═════ DATA SECTION ═════

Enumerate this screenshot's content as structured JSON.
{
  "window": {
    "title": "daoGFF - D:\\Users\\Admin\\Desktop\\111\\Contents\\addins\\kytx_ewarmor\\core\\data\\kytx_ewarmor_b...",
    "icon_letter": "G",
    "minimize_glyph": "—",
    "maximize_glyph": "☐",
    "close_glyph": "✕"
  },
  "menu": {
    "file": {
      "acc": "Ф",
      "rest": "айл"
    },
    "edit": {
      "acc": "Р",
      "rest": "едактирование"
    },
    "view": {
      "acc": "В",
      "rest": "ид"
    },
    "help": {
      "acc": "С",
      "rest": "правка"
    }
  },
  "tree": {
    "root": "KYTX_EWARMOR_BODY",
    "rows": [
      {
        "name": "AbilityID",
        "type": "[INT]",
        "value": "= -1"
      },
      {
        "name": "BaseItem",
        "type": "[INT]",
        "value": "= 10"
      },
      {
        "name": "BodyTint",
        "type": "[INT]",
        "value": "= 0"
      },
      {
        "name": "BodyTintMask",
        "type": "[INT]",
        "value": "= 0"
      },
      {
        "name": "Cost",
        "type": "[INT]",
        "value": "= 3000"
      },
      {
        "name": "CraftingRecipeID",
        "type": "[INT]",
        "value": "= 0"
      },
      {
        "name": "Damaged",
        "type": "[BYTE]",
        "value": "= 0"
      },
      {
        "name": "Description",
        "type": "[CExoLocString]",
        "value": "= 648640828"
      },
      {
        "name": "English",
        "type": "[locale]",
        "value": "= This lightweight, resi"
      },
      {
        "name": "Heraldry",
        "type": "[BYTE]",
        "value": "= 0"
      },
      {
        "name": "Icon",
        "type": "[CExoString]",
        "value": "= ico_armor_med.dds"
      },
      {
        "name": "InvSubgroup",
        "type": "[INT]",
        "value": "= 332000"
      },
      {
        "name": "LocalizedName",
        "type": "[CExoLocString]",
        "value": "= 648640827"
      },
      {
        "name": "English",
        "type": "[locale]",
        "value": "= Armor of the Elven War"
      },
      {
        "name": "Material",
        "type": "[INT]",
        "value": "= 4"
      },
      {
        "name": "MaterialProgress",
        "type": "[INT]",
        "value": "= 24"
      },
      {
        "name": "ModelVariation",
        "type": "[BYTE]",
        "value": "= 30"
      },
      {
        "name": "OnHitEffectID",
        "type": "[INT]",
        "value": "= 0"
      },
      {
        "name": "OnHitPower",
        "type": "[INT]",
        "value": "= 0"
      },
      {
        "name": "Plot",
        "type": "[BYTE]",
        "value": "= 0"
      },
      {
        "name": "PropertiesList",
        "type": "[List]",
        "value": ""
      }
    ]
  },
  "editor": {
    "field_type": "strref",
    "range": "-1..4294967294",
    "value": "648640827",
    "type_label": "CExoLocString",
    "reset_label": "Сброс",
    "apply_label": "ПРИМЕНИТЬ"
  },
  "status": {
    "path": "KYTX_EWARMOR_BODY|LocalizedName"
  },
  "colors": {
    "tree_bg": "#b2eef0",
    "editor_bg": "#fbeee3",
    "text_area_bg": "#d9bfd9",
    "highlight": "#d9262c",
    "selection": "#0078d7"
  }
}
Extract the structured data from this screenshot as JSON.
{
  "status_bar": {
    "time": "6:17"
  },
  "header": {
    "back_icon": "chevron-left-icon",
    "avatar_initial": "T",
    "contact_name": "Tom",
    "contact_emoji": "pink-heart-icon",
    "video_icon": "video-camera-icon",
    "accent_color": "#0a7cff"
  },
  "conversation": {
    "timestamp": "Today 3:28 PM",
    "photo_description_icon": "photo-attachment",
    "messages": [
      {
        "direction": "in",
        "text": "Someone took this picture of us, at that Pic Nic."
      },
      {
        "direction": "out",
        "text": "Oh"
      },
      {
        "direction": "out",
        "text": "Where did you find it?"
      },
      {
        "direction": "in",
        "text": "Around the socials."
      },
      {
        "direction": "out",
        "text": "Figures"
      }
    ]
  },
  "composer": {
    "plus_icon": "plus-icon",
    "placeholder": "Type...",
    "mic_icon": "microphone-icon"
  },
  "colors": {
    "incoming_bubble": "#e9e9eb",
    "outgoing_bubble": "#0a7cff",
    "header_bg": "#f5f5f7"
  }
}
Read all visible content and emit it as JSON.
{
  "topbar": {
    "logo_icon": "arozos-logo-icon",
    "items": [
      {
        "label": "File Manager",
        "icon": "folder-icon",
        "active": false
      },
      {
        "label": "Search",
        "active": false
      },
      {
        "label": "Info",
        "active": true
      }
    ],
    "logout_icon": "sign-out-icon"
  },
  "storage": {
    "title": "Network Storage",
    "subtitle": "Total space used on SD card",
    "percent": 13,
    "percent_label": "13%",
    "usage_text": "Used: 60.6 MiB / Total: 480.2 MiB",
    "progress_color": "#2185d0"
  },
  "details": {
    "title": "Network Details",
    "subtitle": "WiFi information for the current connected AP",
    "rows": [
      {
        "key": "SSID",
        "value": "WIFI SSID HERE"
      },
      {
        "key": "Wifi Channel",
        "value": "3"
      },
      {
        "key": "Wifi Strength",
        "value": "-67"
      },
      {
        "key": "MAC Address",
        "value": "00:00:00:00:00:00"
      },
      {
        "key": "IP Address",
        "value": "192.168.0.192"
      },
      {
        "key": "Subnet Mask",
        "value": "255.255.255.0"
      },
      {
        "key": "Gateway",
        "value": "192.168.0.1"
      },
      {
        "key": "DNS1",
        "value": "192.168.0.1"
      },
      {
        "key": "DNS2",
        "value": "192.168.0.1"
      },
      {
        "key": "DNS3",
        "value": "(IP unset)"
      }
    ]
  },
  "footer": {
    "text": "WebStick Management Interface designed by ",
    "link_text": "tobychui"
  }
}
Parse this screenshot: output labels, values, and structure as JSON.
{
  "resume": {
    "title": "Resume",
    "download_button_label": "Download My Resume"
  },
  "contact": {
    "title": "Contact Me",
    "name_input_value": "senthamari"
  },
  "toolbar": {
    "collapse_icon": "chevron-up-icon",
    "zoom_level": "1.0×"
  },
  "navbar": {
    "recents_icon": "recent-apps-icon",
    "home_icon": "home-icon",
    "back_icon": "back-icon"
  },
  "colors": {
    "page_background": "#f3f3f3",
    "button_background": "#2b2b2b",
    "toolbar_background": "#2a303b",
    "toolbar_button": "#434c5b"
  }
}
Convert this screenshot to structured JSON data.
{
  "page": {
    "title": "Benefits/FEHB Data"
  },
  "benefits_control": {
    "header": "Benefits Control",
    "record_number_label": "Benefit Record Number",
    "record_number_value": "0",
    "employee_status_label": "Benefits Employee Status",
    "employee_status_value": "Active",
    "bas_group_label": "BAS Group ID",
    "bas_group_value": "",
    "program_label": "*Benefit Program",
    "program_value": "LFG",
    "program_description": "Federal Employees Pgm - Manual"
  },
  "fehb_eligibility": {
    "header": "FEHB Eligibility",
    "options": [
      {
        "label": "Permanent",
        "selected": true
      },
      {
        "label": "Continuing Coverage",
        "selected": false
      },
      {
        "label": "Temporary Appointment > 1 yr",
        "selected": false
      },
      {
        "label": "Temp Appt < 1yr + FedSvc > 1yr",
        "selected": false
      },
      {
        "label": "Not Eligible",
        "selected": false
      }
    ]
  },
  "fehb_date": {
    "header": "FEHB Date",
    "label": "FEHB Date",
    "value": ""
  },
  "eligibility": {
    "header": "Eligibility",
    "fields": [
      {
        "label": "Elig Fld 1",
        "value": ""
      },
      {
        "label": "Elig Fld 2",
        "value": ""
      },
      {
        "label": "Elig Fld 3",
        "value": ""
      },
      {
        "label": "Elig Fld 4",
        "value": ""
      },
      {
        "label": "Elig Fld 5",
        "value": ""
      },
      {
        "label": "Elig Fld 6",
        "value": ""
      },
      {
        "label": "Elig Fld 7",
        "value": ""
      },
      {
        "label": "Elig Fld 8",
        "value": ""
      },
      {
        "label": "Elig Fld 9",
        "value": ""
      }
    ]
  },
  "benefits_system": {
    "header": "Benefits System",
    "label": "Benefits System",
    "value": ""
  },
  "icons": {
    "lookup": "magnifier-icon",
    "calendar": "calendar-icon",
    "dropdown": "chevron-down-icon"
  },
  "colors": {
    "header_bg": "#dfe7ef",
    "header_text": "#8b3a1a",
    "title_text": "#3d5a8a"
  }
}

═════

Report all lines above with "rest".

      "rest": "айл"
      "rest": "едактирование"
      "rest": "ид"
      "rest": "правка"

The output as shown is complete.